Funniest musician — Weyes Blood

Stand-up comedy is notoriously underserved at the festival, so it’s always nice when musicians step in and take up the slack a little bit. That’s the case with Weyes Blood. All too aware that her elegant music is fairly low-energy stuff, she introduces her performance dryly stating that “our set is definitely a party set”. Later on, she remarks “I hear this festival has the fiercest mosh of any festival in the world” before launching into another elegant song that is in no way appropriate for moshing. It certainly makes a difference from the usual “wow there’s so many of you! We’re so grateful you came to see us, this means so much to us!” stage patter heard across the rest of the weekend.

The Woodsies area at Glastonbury. Photo: me

Best party: Lil Nas X

The revelry taking place — both on-stage and off-stage — at Lil Nas X is an absolute blast. In this joyful context, even Old Town Road doesn’t sound annoying, and that song is fucking terrible.

If you could accuse some of the very biggest popstars in the world of appropriating LGBT+ culture for financial gain (a very 2023 marketing strategy), you firmly feel as though Lil Nas X could only perform a show in this manner. It’s a great artist to give such a prominent place to on the Pyramid stage.

Elsewhere in party news, there’s N’Famady Kouyate playing to a thrilled crowd of about 200 people in Bread & Roses on the Thursday evening. His primary instrument is the balafon — a traditional West African wooden xylophone. As the winner of Glastonbury’s Emerging Talent Competition this year, hopefully he’ll go far. Although Kouyate is the star, the musicianship across his backing band is also something to behold.

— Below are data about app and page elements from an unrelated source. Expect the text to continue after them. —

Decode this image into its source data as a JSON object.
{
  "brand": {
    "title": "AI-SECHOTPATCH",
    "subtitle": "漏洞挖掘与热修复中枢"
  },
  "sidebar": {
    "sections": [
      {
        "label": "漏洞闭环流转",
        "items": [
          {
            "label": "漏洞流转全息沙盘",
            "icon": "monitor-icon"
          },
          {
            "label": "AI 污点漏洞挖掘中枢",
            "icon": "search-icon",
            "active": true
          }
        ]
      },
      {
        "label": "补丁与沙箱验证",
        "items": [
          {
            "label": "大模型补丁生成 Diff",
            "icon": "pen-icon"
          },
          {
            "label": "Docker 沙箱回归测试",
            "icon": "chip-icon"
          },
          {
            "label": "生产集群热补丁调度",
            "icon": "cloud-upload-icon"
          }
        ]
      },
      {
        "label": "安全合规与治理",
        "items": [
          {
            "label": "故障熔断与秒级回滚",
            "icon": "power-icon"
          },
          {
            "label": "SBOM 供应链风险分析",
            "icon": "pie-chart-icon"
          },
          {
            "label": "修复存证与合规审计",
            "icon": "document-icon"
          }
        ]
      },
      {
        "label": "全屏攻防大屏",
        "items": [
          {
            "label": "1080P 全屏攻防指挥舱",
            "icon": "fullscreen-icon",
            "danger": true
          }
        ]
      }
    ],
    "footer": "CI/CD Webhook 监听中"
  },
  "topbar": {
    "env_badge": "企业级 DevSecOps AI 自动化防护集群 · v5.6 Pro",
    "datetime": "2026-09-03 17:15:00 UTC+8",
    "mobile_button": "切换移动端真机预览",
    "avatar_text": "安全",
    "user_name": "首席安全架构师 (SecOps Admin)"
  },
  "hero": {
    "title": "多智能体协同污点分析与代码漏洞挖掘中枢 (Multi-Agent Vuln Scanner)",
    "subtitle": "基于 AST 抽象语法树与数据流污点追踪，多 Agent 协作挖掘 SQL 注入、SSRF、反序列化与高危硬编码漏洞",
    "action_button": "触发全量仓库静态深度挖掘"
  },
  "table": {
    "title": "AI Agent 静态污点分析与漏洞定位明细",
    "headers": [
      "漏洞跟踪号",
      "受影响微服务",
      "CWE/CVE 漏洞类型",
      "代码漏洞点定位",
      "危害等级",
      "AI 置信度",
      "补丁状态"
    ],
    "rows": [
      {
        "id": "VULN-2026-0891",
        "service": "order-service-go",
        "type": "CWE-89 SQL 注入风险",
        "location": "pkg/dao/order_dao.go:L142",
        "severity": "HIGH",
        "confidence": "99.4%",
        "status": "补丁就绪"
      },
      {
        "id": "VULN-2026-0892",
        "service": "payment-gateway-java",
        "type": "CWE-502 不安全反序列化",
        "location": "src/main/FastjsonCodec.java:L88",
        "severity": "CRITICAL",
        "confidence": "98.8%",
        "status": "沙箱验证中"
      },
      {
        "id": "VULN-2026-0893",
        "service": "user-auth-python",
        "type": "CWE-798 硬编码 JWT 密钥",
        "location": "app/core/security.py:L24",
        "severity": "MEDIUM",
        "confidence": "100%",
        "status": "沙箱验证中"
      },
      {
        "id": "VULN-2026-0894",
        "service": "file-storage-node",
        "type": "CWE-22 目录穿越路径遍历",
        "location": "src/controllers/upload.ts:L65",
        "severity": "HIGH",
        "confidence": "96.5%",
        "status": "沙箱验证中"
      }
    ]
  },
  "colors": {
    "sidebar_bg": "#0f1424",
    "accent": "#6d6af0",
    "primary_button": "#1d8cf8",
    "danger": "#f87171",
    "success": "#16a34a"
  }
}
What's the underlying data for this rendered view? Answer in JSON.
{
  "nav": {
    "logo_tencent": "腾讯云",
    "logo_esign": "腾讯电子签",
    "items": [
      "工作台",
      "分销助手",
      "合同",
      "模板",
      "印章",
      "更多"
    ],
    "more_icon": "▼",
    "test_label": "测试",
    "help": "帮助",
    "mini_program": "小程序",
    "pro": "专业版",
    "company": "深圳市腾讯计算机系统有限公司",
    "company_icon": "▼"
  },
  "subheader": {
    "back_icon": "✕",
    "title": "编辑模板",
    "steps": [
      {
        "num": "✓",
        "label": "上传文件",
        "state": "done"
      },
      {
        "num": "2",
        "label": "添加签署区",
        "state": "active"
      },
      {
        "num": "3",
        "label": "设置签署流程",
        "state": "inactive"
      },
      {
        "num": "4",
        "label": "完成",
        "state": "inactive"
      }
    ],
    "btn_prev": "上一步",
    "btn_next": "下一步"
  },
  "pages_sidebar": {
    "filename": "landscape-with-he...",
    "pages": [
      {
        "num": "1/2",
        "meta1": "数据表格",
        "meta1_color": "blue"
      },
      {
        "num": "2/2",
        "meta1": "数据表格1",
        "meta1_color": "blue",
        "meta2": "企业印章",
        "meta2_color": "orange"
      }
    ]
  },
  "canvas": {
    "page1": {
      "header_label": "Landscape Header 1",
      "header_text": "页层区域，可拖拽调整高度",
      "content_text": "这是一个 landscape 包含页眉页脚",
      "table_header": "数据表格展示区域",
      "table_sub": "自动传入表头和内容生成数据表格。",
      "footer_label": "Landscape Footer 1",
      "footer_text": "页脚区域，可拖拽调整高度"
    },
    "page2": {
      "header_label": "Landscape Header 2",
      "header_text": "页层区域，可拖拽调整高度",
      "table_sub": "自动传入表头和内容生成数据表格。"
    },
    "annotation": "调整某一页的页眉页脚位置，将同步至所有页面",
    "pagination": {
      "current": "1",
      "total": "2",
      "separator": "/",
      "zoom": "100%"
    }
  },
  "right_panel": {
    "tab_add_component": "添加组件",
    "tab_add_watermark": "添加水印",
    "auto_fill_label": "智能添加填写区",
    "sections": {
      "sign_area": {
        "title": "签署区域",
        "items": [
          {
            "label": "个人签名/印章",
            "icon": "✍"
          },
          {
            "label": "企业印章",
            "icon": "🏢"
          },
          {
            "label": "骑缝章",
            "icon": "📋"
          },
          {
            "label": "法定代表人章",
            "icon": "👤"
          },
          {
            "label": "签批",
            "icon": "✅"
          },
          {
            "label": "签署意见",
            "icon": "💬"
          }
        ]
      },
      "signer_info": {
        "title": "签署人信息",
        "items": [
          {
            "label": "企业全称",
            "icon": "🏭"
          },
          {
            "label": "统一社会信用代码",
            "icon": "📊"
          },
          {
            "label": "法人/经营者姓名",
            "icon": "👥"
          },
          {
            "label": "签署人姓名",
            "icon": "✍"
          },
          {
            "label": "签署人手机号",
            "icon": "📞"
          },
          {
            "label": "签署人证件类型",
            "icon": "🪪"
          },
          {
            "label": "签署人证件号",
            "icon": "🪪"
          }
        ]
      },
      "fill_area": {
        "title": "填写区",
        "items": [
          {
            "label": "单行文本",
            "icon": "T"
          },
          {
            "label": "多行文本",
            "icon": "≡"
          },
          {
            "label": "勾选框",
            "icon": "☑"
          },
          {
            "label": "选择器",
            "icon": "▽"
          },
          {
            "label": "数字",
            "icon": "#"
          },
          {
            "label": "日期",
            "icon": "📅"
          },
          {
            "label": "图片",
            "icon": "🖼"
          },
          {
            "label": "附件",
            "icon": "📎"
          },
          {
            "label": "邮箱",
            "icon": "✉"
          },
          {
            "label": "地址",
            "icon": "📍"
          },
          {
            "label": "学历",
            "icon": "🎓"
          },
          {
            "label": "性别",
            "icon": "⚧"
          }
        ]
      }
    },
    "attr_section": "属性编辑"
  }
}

Here’s a video of him on the BBC coverage, if you fancy it.

The Park stage, Glastonbury 2023. Photo: me

Band that weren’t particularly missed at Glastonbury 2023: The Black Keys

It’s interesting to think back to April, when The Black Keys petulantly vowed never to play the festival again, complaining that they’d received an “insulting” offer for this year’s event.

It’s fairly well established that Glastonbury pays less than comparable festivals — the money is being spent on the vast array of attractions across the rest of the site (not to mention their sizeable charity contributions). Acts, therefore, tend to play the festival for exposure, or just for the love of the event.

I found myself considering this whilst at Skream’s semi-secret rave late on Thursday night (attendees were invited to track down and follow “the magic dinosaur” in order to gain entry). So you know what: here’s a tribute to every single creative who does accept less than the going rate in order to put on something at Glastonbury, just because it’s fun, or creatively interesting. In a world of commercial music events sponsored by American Express and Gopuff, it’s an exceptionally beautiful attitude.

Markets at Glastonbury 2023. Photo: me

Festival with the best 2024 headliners: Glastonbury

I think, this time last year, I was the first journalist to predict Elton John’s headline set. So are you up for a fresh set of headliner guesswork? Rihanna, Taylor Swift, Foo Fighters. Then Spice Girls in the legends slot. Swifto’s tour dates mean she’d have to headlineon the Sunday night, later in the day after the Spice Girls, which opens up the somewhat tantalising prospect of some kind of collaboration. I’ll tell you what, it’s a music festival I’d certainly happily attend.

The end. Photo: me.

16 sets from Glastonbury 2023 ranked from worst to best

No set was less than ‘good’, but still, here’s a full ordering:

16. Arctic Monkeys

15. Say She She

14. Skreamizm secret rave

13. The Murder Capital

12. Carly Rae Jepson

11. Weyes Blood

10. Christine and the Queens

9. Fred Again

8. Foo Fighters

7. The Big Moon

6. Lizzo

5. Slowdive

4. N’Famady Kouyate

3. Lil Nas X

2. Rina Sawayama

  1. Elton John

UK folk can watch Glastonbury sets on the iPlayer. Non-UK folk might want to give BBC Music’s YouTube channel a bash.

Mark Muldoon is also available on Instagram and Twitter, where he honestly doesn’t just hate on The Black Keys all day every day.



Mark Muldoon

Culture journalist and photographer based in sunny East London. Columnist: British Comedy Guide. Read them here: